Francesco Fortugno, popular center-left politician and deputy president of the regional parliament, was openly killed by the 'Ndrangheta on 16 October 2005, in Locri. Demonstrations against the organization ensued, with youthful protesters carrying banderoles of "Ammazzateci tutti!"—"Kill us all!" The government started a large-scale enforcement operation in Calabria and arrested numerous 'ndranghetistas including the murderers of Fortugno.

In March 2006, the national anti-Mafia prosecutor announced the discovery of a submarine in Colombia; it was being constructed on behalf of the 'Ndrangheta for smuggling cocaine.

The 'Ndrangheta has recently expanded its activities to Northern Italy, mainly to sell drugs and to invest in legitimate businesses which can be used for money laundering. The mayor of Buccinasco was threatened when he tried to halt these investments; in May 2007 twenty members of 'Ndrangheta were arrested in Milan.

On 30 August 2007, hundreds of police raided the small town of San Luca, the focal point of the bitter San Luca feud between rival clans among the 'Ndrangheta. Over 30 men and women, linked to the killing of six Italian men in Germany, were arrested.

In September 2009 'Ndrangheta was accused by a former member of the gang of sinking dozens of ships loaded with radioactive waste off Italian coast and of shipping radioactive waste to developing countries for dumping.

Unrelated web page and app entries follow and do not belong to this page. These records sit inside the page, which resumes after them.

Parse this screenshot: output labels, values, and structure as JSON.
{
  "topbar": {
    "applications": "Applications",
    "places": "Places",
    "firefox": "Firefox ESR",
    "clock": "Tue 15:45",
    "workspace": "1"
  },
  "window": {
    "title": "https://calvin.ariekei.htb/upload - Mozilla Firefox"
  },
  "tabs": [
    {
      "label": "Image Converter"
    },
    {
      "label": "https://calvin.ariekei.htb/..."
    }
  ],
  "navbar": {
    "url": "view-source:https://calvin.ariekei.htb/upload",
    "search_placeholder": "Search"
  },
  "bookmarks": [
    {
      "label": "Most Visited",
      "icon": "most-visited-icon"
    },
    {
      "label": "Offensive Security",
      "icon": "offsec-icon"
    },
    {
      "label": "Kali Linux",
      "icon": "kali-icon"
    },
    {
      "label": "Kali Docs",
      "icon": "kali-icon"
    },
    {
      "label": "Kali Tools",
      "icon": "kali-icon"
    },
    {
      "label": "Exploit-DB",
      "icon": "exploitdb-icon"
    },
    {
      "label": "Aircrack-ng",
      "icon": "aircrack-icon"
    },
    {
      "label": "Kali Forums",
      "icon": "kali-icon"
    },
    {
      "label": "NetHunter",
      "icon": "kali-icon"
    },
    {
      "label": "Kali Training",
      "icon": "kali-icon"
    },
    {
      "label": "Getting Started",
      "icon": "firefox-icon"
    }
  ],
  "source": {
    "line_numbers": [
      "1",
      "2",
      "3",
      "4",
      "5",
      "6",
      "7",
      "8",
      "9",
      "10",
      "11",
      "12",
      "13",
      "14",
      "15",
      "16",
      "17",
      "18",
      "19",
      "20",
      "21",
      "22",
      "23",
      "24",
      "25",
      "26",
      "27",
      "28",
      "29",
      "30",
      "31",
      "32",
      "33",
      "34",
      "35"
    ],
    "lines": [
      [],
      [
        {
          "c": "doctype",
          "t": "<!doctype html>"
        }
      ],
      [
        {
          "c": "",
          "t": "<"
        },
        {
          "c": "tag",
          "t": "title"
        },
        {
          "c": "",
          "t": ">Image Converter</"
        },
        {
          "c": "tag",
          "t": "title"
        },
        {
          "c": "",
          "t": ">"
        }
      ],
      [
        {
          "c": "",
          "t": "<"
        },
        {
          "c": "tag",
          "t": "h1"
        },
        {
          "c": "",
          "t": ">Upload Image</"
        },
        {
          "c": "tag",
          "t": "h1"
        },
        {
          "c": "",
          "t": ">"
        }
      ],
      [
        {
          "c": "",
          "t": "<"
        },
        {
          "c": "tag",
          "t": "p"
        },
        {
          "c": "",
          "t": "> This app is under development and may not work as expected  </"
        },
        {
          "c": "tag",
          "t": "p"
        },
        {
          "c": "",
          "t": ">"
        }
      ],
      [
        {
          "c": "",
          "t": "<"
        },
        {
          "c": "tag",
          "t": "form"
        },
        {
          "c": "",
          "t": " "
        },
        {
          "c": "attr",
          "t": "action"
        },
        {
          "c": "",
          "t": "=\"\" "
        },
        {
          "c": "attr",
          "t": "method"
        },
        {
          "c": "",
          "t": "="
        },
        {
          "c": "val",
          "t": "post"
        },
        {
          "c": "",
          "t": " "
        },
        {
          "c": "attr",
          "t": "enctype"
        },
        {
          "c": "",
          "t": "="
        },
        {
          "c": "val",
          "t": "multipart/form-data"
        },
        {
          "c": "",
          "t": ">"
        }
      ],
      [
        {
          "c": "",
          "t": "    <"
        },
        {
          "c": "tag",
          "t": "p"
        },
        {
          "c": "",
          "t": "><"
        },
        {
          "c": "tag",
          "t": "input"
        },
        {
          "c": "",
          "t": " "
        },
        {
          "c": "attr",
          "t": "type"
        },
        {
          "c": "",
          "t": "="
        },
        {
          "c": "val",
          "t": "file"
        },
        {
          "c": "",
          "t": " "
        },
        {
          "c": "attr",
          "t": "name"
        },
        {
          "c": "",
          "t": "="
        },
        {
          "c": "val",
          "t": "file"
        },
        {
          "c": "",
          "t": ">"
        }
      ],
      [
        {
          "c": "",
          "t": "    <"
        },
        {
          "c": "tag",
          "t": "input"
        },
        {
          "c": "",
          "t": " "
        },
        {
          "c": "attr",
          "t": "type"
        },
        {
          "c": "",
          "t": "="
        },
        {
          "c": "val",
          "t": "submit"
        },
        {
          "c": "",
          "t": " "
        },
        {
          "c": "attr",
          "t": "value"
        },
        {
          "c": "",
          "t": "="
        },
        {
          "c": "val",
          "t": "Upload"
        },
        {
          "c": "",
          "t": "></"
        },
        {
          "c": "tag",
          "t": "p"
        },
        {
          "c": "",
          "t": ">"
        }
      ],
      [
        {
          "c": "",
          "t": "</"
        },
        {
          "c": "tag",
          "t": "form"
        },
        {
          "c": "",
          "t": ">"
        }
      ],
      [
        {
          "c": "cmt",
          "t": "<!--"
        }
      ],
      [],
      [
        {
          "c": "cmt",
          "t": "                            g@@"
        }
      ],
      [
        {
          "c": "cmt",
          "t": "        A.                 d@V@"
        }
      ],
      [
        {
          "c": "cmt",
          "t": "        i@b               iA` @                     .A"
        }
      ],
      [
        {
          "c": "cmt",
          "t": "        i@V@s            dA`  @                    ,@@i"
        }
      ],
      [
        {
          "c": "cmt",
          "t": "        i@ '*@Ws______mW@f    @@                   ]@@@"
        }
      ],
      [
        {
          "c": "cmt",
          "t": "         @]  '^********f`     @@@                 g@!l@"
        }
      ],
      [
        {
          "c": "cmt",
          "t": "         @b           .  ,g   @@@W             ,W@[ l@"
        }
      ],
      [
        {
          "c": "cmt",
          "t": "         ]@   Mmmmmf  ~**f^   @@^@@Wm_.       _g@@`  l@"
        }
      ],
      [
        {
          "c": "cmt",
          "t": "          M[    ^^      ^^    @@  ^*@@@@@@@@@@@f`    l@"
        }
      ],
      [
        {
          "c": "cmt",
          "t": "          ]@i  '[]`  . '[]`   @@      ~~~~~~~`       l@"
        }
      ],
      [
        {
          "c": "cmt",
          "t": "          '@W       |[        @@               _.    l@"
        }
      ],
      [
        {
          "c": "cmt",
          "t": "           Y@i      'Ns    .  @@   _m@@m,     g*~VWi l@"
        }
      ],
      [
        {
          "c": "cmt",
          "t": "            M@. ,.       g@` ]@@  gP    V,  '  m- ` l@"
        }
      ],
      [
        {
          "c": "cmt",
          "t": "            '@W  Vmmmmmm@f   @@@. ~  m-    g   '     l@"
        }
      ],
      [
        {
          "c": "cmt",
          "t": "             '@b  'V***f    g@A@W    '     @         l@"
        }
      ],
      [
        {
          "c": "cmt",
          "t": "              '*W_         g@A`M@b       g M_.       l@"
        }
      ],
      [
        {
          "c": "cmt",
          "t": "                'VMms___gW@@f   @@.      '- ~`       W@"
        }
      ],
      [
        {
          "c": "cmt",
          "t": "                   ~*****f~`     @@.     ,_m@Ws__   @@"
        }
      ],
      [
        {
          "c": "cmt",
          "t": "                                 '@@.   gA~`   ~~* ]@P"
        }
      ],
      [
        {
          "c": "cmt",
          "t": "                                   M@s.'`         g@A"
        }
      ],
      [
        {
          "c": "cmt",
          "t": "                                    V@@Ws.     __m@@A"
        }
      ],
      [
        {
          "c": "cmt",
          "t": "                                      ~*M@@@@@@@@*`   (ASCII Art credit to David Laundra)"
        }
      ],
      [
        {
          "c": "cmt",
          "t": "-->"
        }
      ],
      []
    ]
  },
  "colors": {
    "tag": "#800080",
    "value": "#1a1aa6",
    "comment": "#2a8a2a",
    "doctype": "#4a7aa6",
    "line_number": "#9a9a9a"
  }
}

Italian anti-organized crime agencies estimated in 2007 that the 'Ndrangheta has annual revenue of about 35–40 billion (US$50–60 billion), which amounts to approximately 3.5% of the GDP of Italy.[http://www.guardian.co.uk/world/2006/jun/08/italy.johnhooper "Move over, Cosa Nostra."] ''The Guardian'', 8 June 2006.[http://www.timesonline.co.uk/tol/news/world/europe/article1750008.ece "Mafiosi move north to take over the shops and cafés of Milan."] ''The Times'', 5 May 2007. This comes mostly from illegal drug trafficking, but also from ostensibly legal businesses such as construction, restaurants and supermarkets. [http://www.lemonde.fr/web/article/0,1-0@2-3214,36-944807@51-944809,0.html "Six morts dans un règlement de comptes mafieux en Allemagne."] ''Le Monde''. 15 August 2007.

The principal difference with the Mafia is in recruitment methods. The 'Ndrangheta recruits members on the criterion of blood relationships resulting in an extraordinary cohesion within the family clan that presents a major obstacle to investigation. Sons of ''‘ndranghetisti'' are expected to follow in their father's footsteps, and go through a grooming process in their youth to become ''giovani d’onore'' (boys of honor) before they eventually enter the ranks as ''uomini d’onore'' (men of honor). There are relatively few Calabrians who have opted out to become a pentito; at the end of 2002, there were 157 Calabrian witnesses in the state witness protection program. Unlike the Sicilian Mafia in the early 1990s, they have scrupulously avoided a head-on confrontation with the Italian state.

Prosecution in Calabria is hindered by the fact that Italian judges and prosecutors who score highly in exams get to choose their posting; those who are forced to work in Calabria will usually request to be transferred right away. With weak government presence and corrupt officials, few civilians are willing to speak out against the organization.

Organizational structure

Source: Wikipedia